City Year corps members deal with a lot. Between creating new attendance initiatives, running after school programs, and planning school-wide events, there’s not a lot of time to stop and reflect how each one of them is making a difference in the lives of the students they serve everyday.
Well have no fear, the City Year Chicago blog is here to help. Occasionally we will be posting Starfish Stories — City Year‘s stories of making a difference — from the field. Good things are happening at City Year Chicago, and what better way to tell our stories than to hear it from the corps members themselves. So sit back, relax, and enjoy your Starfish fix.

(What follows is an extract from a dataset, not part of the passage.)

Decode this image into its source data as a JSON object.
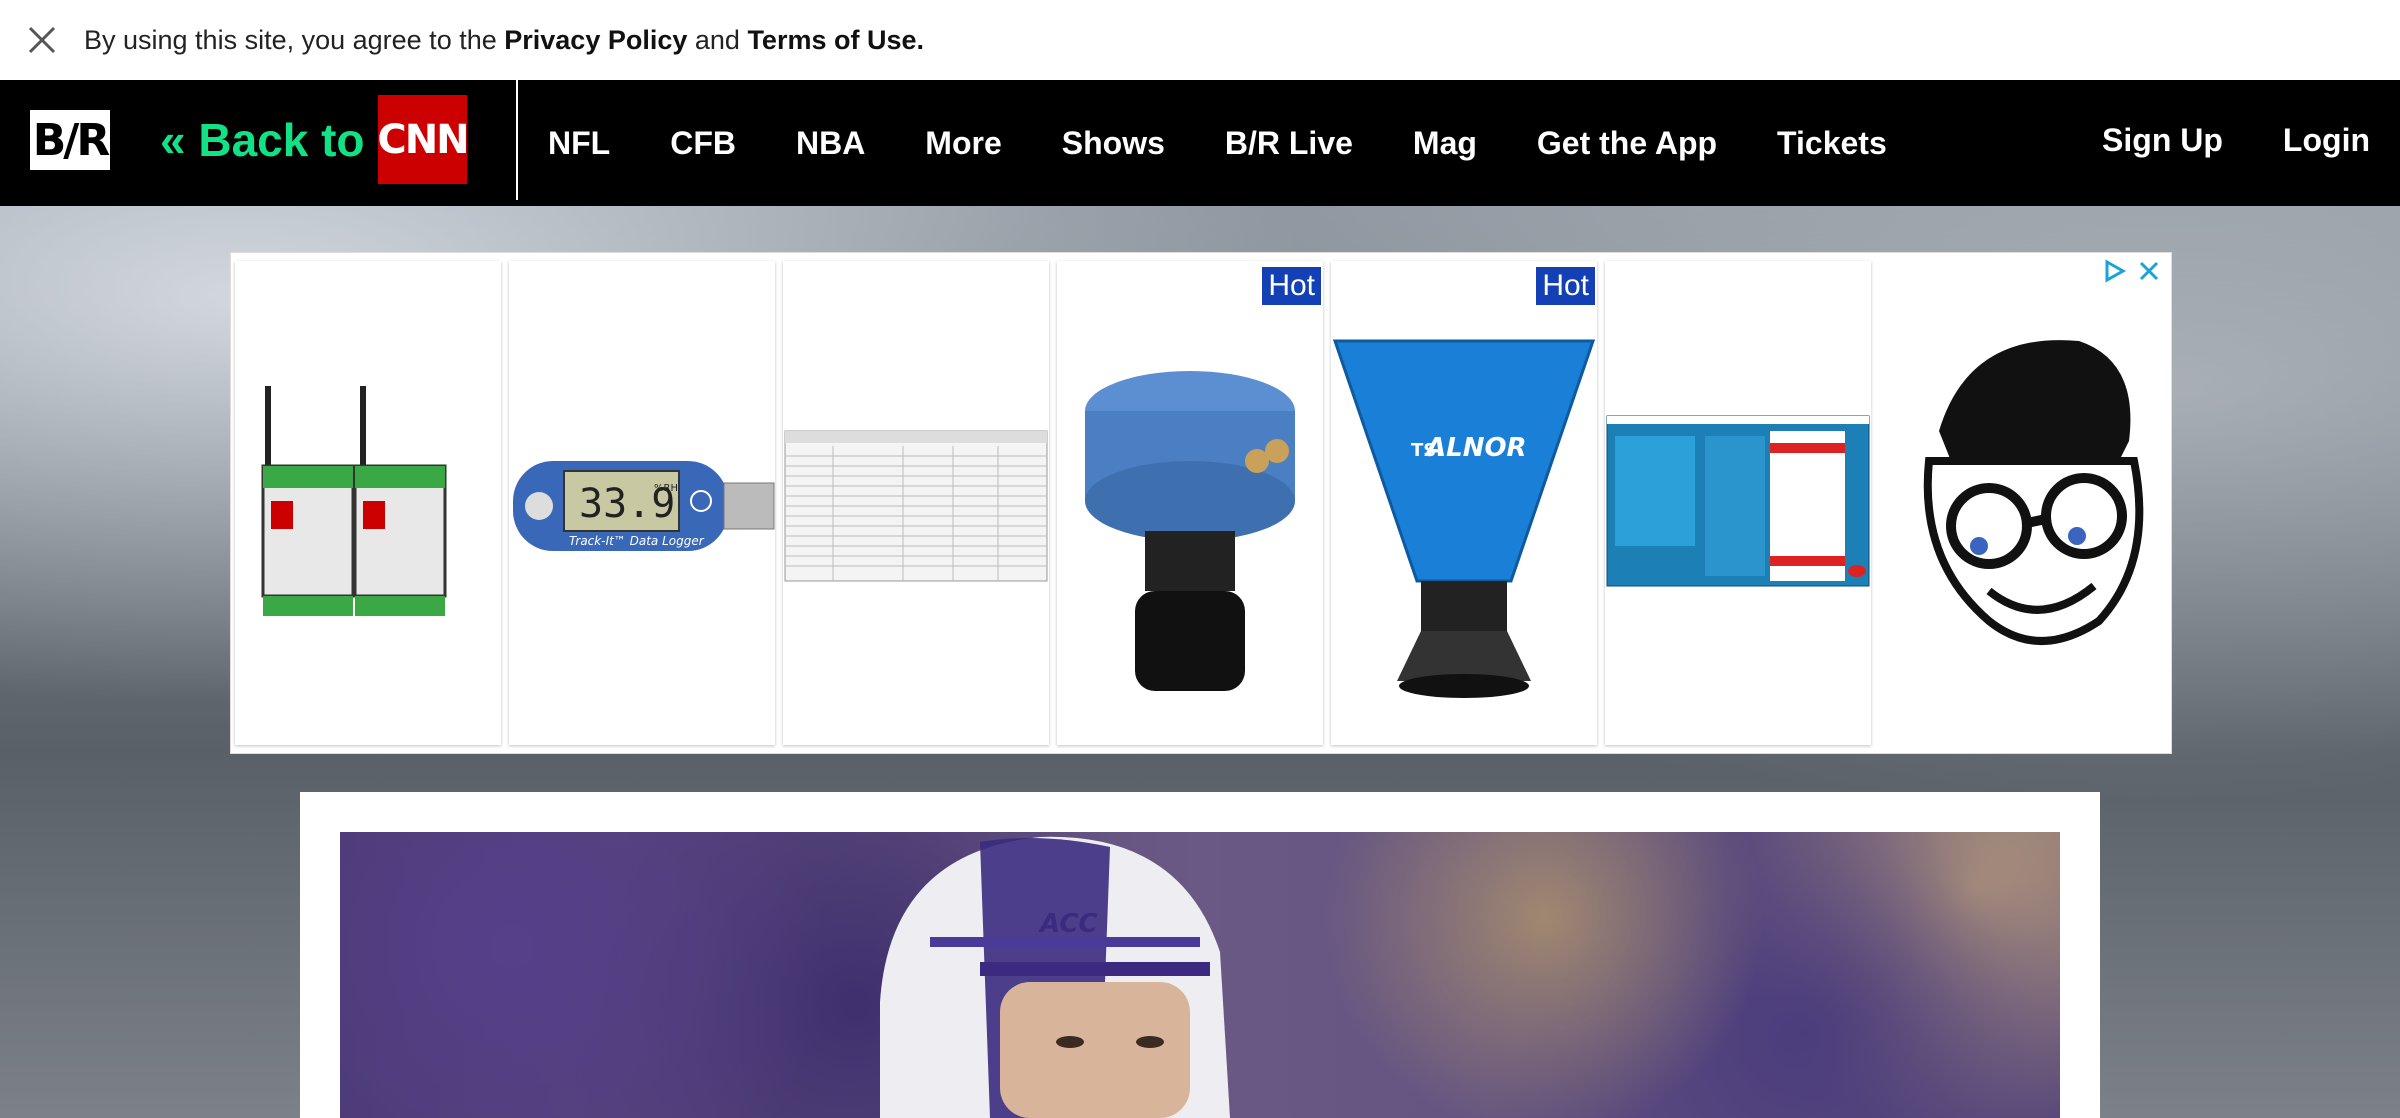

While serving in the Read 180 classroom of Howe School of Excellence, I work with a number of focus students on a daily basis. The students are 6th and 7th graders that are between two and six years behind on their reading skills. I serve a number of roles in the classroom, but my primary duty is to read one-on-one with students everyday and help them with word recognition, vocabulary, fluency, and comprehension.
One of my students chose to read a book that told the story of a girl who was deaf and had trouble communicating with her father who refused to learn sign language. The book was engaging, and I could tell this student was compelled by the compassion he felt for the main character to read the story; even though, the book was a bit above his reading level. He struggled to finish it, but he did.
During class the next day, he asked me to come to his desk. He then demonstrated that he had learned to spell his name in sign language. He did this quickly and proficiently: he had mastered the skill.
It gave me great joy knowing that the book I helped this young man read sparked a genuine interest in reading, something that he has continued to show more and more in Read 180.
–Tim Nystrand, City Year Corps Member
A Starfish Story demonstrates the difference that City Year corps members make with the students and communities they serve. Like the young girl who saved dying starfish by tossing each one back into the ocean, corps members see that value in making a difference to every individual they serve.